**TASK INSTRUCTIONS:** Could each record be restated word for word?

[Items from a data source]
---
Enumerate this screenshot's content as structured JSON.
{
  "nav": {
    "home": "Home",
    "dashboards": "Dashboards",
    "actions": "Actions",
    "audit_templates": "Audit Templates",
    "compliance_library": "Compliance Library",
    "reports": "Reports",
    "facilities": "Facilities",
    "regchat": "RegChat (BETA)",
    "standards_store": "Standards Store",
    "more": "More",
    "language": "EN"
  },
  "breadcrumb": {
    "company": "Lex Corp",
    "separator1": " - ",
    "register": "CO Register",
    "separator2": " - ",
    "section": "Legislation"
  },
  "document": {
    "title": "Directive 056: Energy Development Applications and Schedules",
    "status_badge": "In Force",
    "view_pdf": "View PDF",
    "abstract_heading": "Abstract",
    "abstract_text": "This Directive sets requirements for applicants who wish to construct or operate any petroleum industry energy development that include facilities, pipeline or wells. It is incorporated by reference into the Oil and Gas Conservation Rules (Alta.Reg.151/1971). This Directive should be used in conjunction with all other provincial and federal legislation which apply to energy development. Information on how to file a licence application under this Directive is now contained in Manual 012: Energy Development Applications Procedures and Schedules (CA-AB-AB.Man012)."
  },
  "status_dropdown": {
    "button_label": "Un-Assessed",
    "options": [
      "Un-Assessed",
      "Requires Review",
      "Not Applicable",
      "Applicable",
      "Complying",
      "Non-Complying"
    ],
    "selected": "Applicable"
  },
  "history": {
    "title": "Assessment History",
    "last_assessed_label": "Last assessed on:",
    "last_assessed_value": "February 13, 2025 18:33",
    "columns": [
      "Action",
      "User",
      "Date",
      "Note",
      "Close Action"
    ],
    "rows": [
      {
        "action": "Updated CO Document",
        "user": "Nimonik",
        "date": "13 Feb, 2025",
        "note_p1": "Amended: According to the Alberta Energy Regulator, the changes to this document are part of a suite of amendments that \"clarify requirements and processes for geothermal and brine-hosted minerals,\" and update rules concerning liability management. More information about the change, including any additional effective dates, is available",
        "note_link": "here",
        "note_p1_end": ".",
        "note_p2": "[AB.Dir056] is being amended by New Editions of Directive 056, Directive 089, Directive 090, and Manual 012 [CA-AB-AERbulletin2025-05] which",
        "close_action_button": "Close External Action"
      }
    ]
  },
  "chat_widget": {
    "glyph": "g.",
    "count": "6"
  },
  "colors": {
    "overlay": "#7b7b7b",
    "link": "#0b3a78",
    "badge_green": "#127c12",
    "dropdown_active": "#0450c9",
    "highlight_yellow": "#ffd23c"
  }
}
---
**SOLUTION FOR THIS EXERCISE:**
Enumerate this screenshot's content as structured JSON.
{
  "nav": {
    "home": "Home",
    "dashboards": "Dashboards",
    "actions": "Actions",
    "audit_templates": "Audit Templates",
    "compliance_library": "Compliance Library",
    "reports": "Reports",
    "facilities": "Facilities",
    "regchat": "RegChat (BETA)",
    "standards_store": "Standards Store",
    "more": "More",
    "language": "EN"
  },
  "breadcrumb": {
    "company": "Lex Corp",
    "separator1": " - ",
    "register": "CO Register",
    "separator2": " - ",
    "section": "Legislation"
  },
  "document": {
    "title": "Directive 056: Energy Development Applications and Schedules",
    "status_badge": "In Force",
    "view_pdf": "View PDF",
    "abstract_heading": "Abstract",
    "abstract_text": "This Directive sets requirements for applicants who wish to construct or operate any petroleum industry energy development that include facilities, pipeline or wells. It is incorporated by reference into the Oil and Gas Conservation Rules (Alta.Reg.151/1971). This Directive should be used in conjunction with all other provincial and federal legislation which apply to energy development. Information on how to file a licence application under this Directive is now contained in Manual 012: Energy Development Applications Procedures and Schedules (CA-AB-AB.Man012)."
  },
  "status_dropdown": {
    "button_label": "Un-Assessed",
    "options": [
      "Un-Assessed",
      "Requires Review",
      "Not Applicable",
      "Applicable",
      "Complying",
      "Non-Complying"
    ],
    "selected": "Applicable"
  },
  "history": {
    "title": "Assessment History",
    "last_assessed_label": "Last assessed on:",
    "last_assessed_value": "February 13, 2025 18:33",
    "columns": [
      "Action",
      "User",
      "Date",
      "Note",
      "Close Action"
    ],
    "rows": [
      {
        "action": "Updated CO Document",
        "user": "Nimonik",
        "date": "13 Feb, 2025",
        "note_p1": "Amended: According to the Alberta Energy Regulator, the changes to this document are part of a suite of amendments that \"clarify requirements and processes for geothermal and brine-hosted minerals,\" and update rules concerning liability management. More information about the change, including any additional effective dates, is available",
        "note_link": "here",
        "note_p1_end": ".",
        "note_p2": "[AB.Dir056] is being amended by New Editions of Directive 056, Directive 089, Directive 090, and Manual 012 [CA-AB-AERbulletin2025-05] which",
        "close_action_button": "Close External Action"
      }
    ]
  },
  "chat_widget": {
    "glyph": "g.",
    "count": "6"
  },
  "colors": {
    "overlay": "#7b7b7b",
    "link": "#0b3a78",
    "badge_green": "#127c12",
    "dropdown_active": "#0450c9",
    "highlight_yellow": "#ffd23c"
  }
}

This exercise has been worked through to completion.